Scan the entries below for the word "value" and copy every line where it turns up.
▬▬▬
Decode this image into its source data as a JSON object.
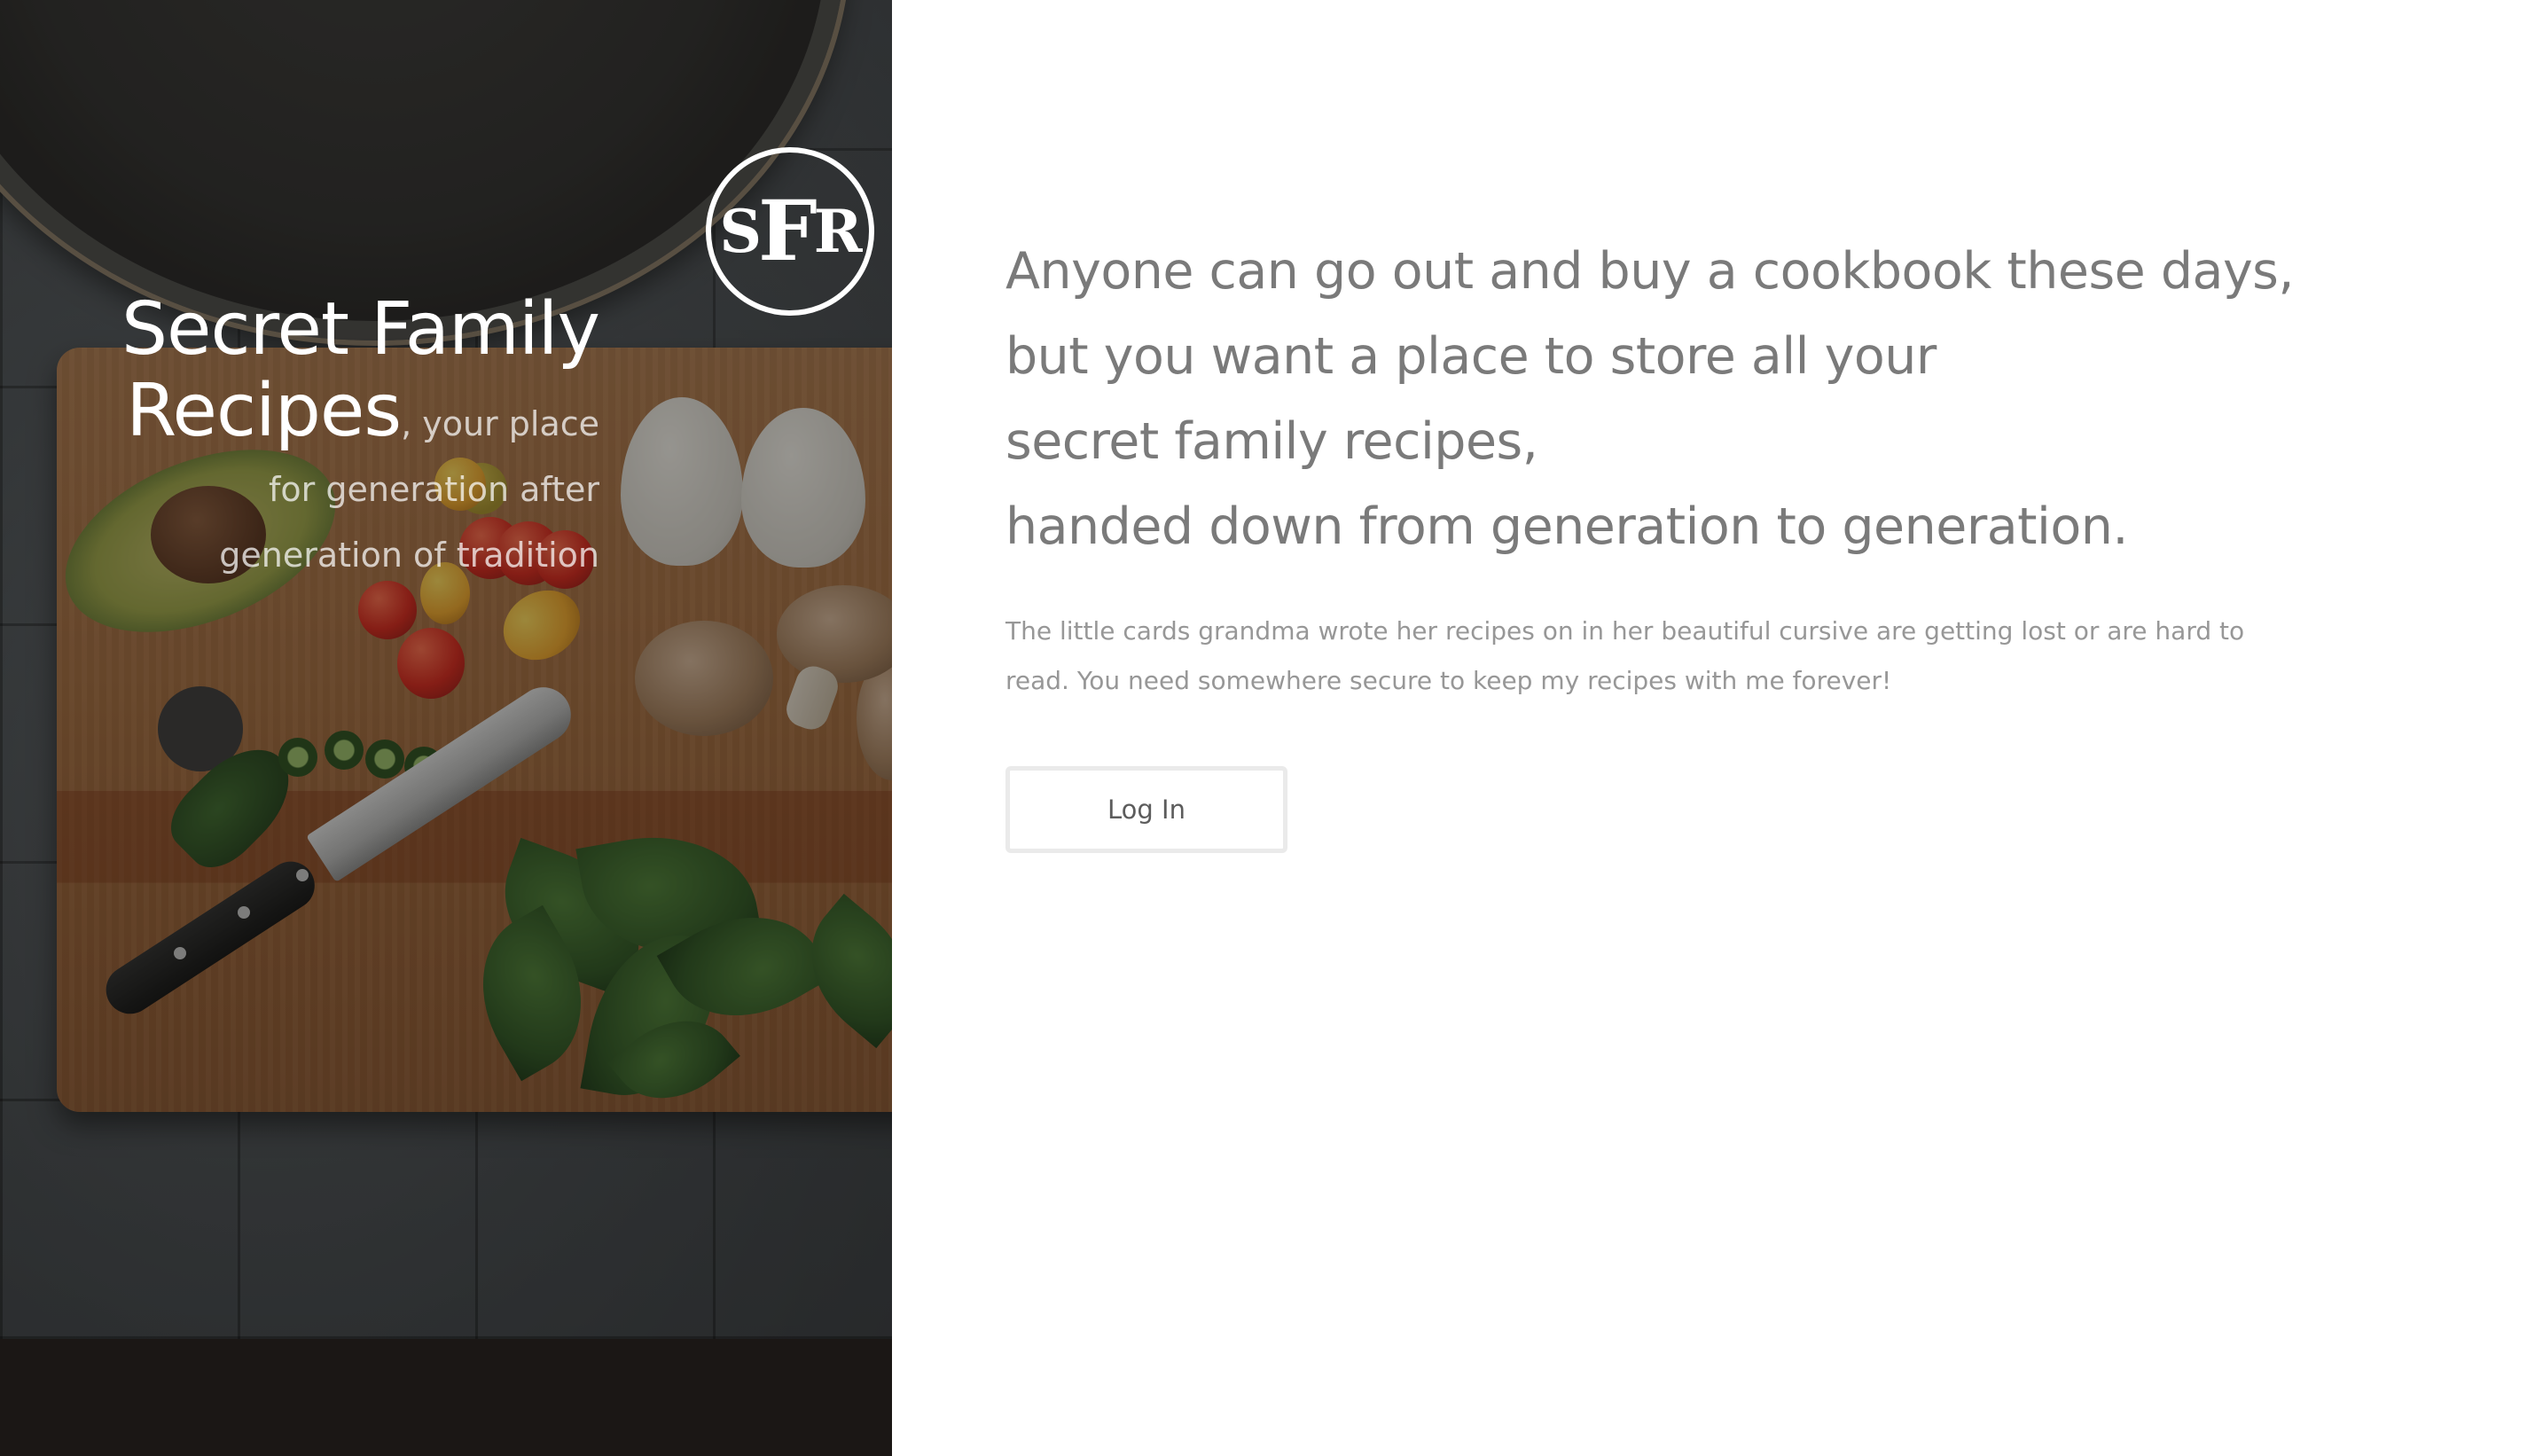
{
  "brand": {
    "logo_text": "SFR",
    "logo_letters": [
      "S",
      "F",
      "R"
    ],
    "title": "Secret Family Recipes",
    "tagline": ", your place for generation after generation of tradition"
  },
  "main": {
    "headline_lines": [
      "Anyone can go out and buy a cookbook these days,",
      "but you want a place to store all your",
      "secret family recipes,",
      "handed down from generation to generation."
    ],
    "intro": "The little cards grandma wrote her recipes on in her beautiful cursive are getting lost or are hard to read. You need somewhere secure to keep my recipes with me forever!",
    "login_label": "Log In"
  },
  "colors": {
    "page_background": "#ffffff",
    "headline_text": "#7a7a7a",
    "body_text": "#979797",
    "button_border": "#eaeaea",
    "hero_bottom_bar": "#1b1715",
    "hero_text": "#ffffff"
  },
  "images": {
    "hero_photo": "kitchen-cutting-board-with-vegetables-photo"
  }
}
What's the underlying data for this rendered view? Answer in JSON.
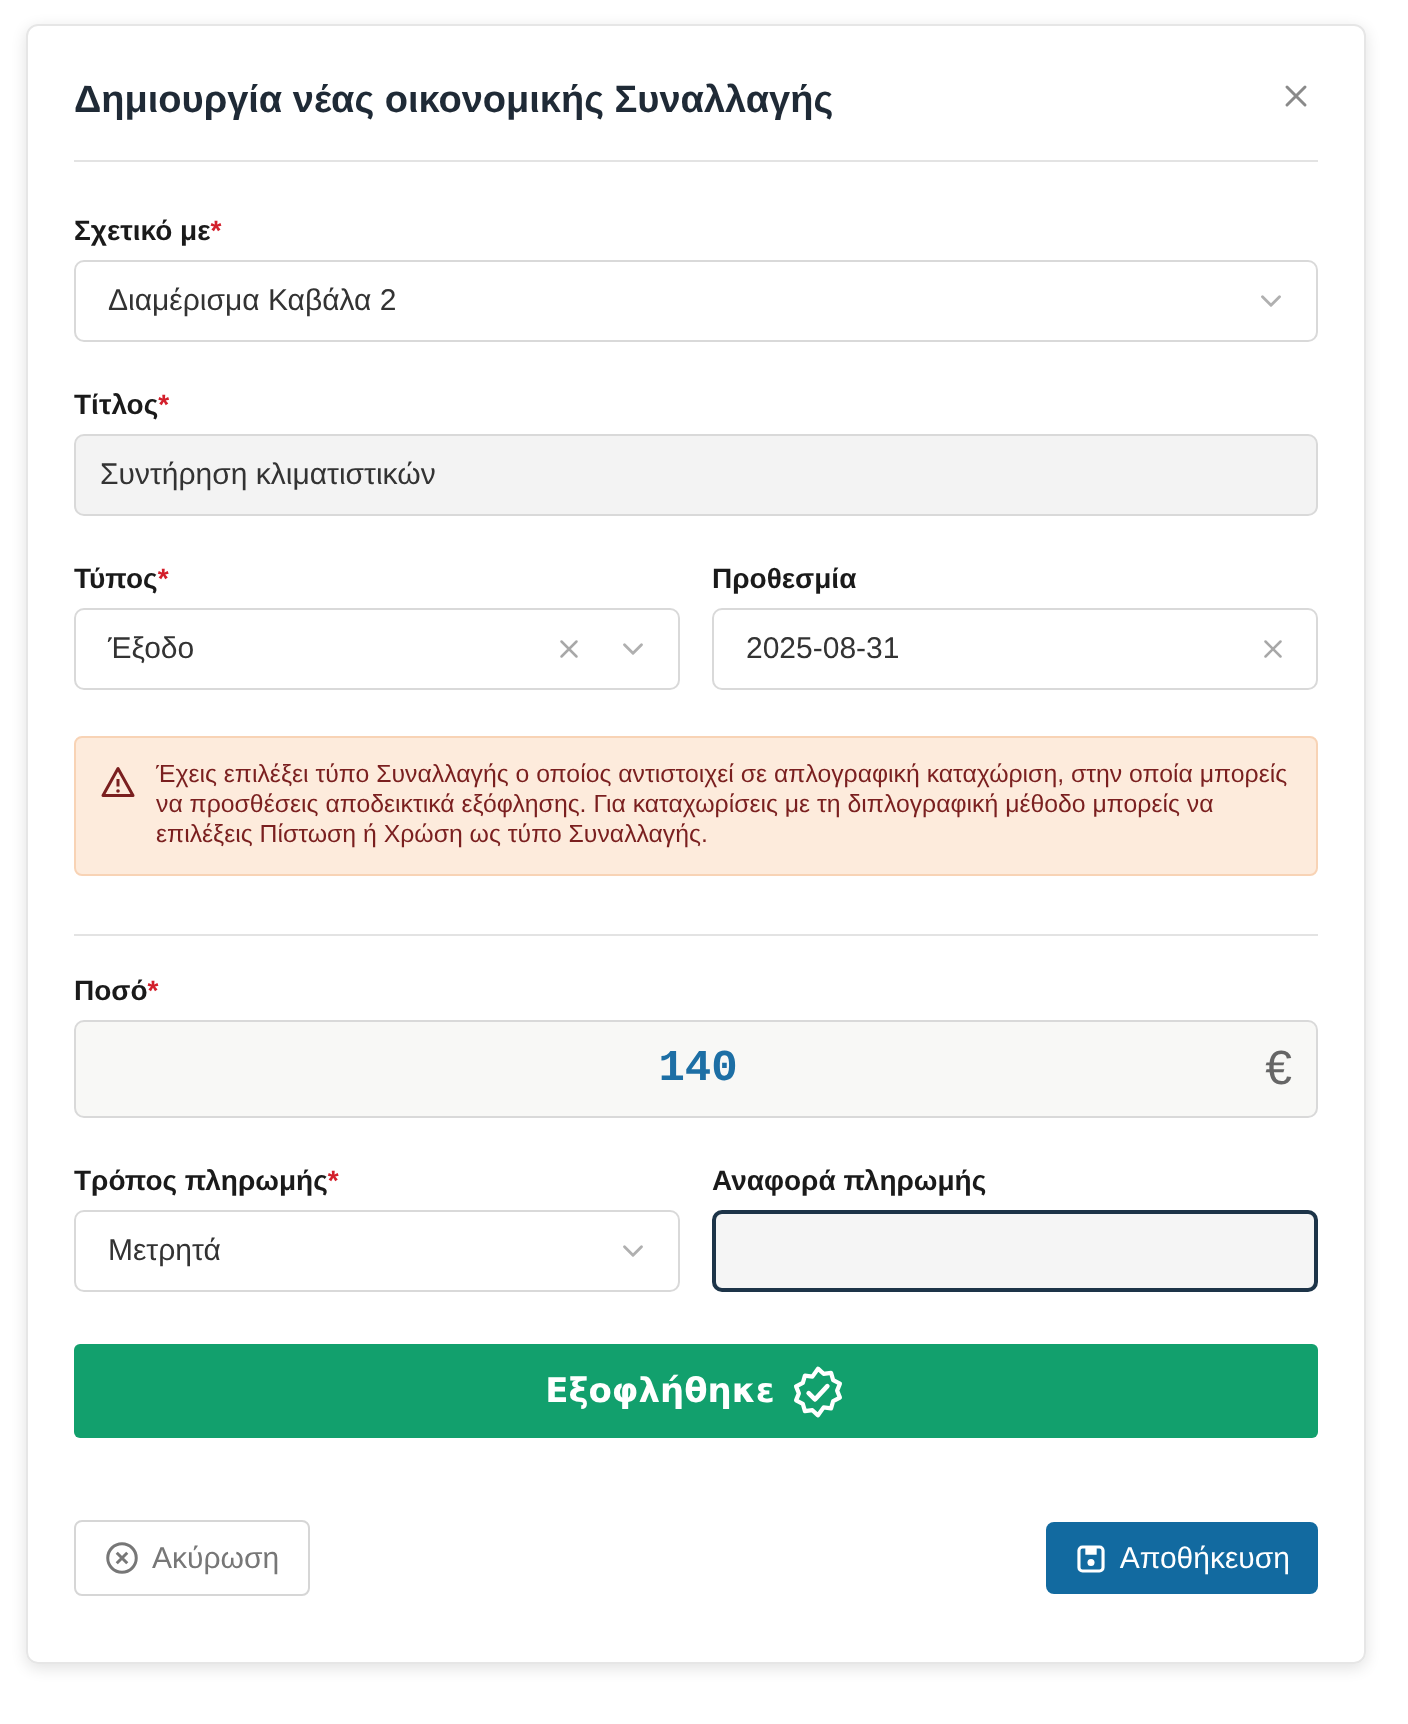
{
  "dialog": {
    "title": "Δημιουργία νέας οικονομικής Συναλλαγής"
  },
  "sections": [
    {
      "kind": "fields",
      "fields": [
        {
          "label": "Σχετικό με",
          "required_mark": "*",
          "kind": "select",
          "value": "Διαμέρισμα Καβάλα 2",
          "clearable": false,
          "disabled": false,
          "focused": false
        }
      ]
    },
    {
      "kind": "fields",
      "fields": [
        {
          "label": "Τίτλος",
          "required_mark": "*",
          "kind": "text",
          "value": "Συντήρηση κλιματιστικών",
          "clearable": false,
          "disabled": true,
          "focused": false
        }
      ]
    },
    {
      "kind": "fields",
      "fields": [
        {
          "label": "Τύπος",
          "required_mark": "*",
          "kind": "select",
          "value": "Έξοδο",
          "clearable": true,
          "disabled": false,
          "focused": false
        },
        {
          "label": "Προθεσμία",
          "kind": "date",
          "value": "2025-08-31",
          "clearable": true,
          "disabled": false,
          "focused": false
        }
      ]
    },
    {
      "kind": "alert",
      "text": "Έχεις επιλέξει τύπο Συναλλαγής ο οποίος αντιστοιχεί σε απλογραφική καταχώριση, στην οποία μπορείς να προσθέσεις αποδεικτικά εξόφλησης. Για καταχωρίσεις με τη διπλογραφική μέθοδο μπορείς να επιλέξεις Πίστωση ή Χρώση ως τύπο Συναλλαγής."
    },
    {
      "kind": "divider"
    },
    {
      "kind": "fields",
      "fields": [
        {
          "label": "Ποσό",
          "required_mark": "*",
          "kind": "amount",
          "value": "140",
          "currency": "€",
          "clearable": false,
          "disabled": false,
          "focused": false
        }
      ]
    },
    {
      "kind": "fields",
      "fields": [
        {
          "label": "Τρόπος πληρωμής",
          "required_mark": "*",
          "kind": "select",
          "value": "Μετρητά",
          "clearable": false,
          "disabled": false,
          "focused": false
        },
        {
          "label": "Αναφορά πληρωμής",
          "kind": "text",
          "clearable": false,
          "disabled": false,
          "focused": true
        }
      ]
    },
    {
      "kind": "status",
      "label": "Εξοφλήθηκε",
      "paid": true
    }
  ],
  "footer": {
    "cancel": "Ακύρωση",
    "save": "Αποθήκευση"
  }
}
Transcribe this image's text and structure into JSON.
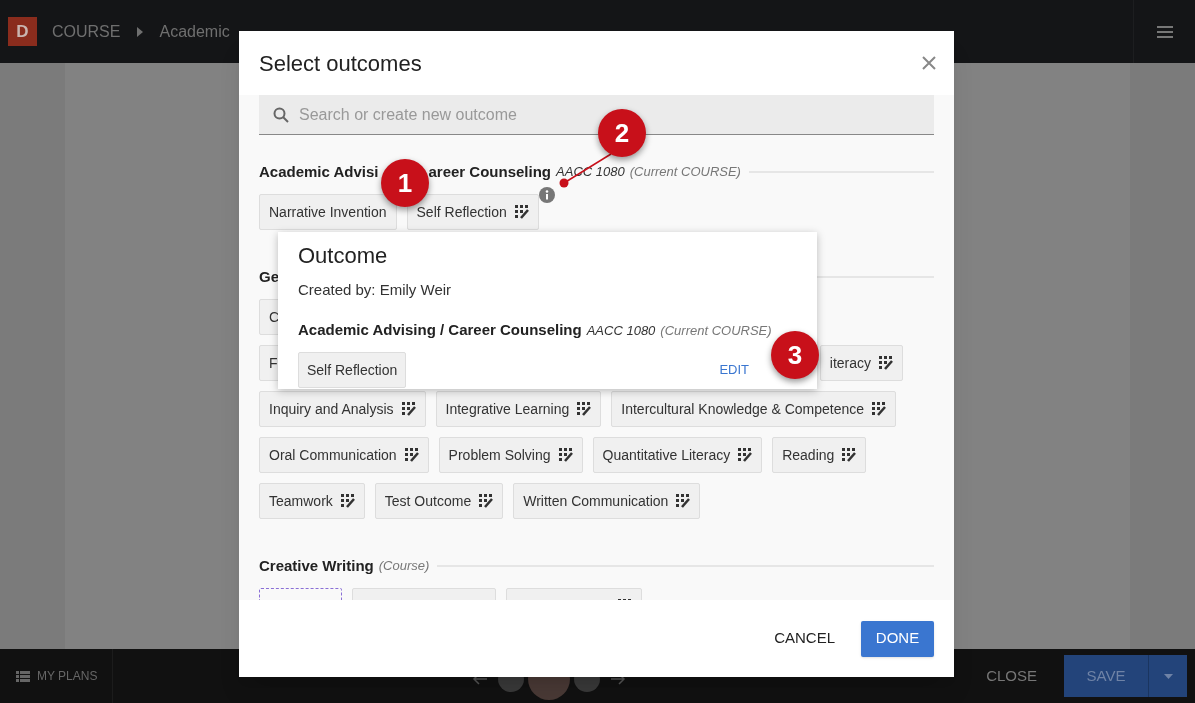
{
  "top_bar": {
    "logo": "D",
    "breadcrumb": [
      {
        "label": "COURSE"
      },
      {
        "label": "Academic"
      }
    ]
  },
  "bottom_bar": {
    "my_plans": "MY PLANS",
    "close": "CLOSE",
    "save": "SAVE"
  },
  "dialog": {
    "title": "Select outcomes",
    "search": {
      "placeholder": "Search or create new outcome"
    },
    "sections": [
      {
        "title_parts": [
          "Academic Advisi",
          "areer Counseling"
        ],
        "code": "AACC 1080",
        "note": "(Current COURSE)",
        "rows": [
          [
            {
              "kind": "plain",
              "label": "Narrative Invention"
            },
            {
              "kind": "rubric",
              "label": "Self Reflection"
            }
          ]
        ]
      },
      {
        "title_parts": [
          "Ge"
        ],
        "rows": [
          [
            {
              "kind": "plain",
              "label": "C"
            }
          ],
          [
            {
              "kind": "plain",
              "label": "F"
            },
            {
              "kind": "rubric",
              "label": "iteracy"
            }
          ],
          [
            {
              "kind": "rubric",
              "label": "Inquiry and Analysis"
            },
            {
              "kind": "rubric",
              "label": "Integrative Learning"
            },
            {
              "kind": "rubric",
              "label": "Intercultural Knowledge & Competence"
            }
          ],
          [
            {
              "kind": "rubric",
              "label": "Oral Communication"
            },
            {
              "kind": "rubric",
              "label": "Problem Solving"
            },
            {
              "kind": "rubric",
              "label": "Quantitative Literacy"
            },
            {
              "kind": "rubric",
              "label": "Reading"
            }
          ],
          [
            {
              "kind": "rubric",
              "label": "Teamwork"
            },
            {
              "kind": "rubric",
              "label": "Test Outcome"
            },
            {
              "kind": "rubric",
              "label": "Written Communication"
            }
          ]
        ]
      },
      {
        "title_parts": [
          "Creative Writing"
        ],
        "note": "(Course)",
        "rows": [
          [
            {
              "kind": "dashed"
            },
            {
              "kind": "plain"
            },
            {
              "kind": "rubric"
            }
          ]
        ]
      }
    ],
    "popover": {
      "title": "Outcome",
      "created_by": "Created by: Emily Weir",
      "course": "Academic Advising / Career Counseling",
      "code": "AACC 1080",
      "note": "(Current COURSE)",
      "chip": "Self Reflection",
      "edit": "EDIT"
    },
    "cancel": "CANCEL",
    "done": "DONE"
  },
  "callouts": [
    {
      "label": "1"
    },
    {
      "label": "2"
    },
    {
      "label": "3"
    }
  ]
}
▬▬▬
→ Reply to the task
          "value": "Διαμέρισμα Καβάλα 2",
          "value": "Συντήρηση κλιματιστικών",
          "value": "Έξοδο",
          "value": "2025-08-31",
          "value": "140",
          "value": "Μετρητά",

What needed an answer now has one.